Records contained in a dataset
........

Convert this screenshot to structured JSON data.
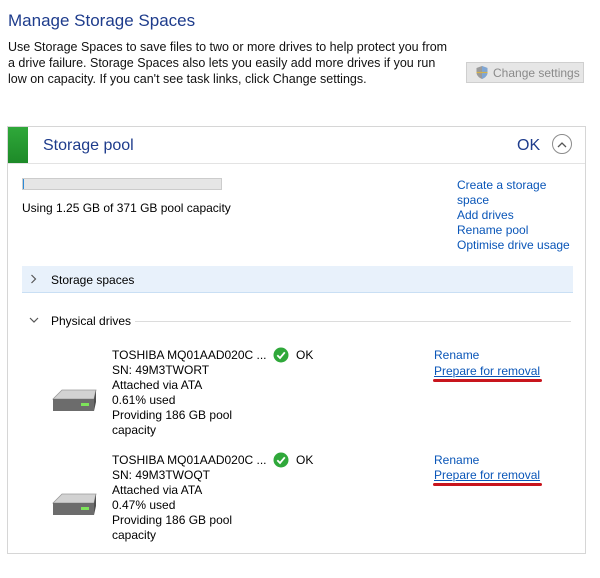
{
  "page": {
    "title": "Manage Storage Spaces",
    "description": "Use Storage Spaces to save files to two or more drives to help protect you from a drive failure. Storage Spaces also lets you easily add more drives if you run low on capacity. If you can't see task links, click Change settings.",
    "change_settings_label": "Change settings"
  },
  "pool": {
    "title": "Storage pool",
    "status": "OK",
    "used_fraction": 0.0034,
    "usage_text": "Using 1.25 GB of 371 GB pool capacity",
    "links": [
      "Create a storage space",
      "Add drives",
      "Rename pool",
      "Optimise drive usage"
    ]
  },
  "sections": {
    "storage_spaces": "Storage spaces",
    "physical_drives": "Physical drives"
  },
  "drives": [
    {
      "name": "TOSHIBA MQ01AAD020C ...",
      "sn": "SN: 49M3TWORT",
      "attached": "Attached via ATA",
      "used": "0.61% used",
      "providing_1": "Providing 186 GB pool",
      "providing_2": "capacity",
      "status": "OK",
      "rename": "Rename",
      "prepare": "Prepare for removal"
    },
    {
      "name": "TOSHIBA MQ01AAD020C ...",
      "sn": "SN: 49M3TWOQT",
      "attached": "Attached via ATA",
      "used": "0.47% used",
      "providing_1": "Providing 186 GB pool",
      "providing_2": "capacity",
      "status": "OK",
      "rename": "Rename",
      "prepare": "Prepare for removal"
    }
  ],
  "colors": {
    "title_blue": "#1e3c8c",
    "link_blue": "#0a56b8",
    "ok_green": "#2fa83a",
    "annotation_red": "#c8151d"
  }
}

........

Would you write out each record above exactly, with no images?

Convert this screenshot to structured JSON data.
{
  "page": {
    "title": "Manage Storage Spaces",
    "description": "Use Storage Spaces to save files to two or more drives to help protect you from a drive failure. Storage Spaces also lets you easily add more drives if you run low on capacity. If you can't see task links, click Change settings.",
    "change_settings_label": "Change settings"
  },
  "pool": {
    "title": "Storage pool",
    "status": "OK",
    "used_fraction": 0.0034,
    "usage_text": "Using 1.25 GB of 371 GB pool capacity",
    "links": [
      "Create a storage space",
      "Add drives",
      "Rename pool",
      "Optimise drive usage"
    ]
  },
  "sections": {
    "storage_spaces": "Storage spaces",
    "physical_drives": "Physical drives"
  },
  "drives": [
    {
      "name": "TOSHIBA MQ01AAD020C ...",
      "sn": "SN: 49M3TWORT",
      "attached": "Attached via ATA",
      "used": "0.61% used",
      "providing_1": "Providing 186 GB pool",
      "providing_2": "capacity",
      "status": "OK",
      "rename": "Rename",
      "prepare": "Prepare for removal"
    },
    {
      "name": "TOSHIBA MQ01AAD020C ...",
      "sn": "SN: 49M3TWOQT",
      "attached": "Attached via ATA",
      "used": "0.47% used",
      "providing_1": "Providing 186 GB pool",
      "providing_2": "capacity",
      "status": "OK",
      "rename": "Rename",
      "prepare": "Prepare for removal"
    }
  ],
  "colors": {
    "title_blue": "#1e3c8c",
    "link_blue": "#0a56b8",
    "ok_green": "#2fa83a",
    "annotation_red": "#c8151d"
  }
}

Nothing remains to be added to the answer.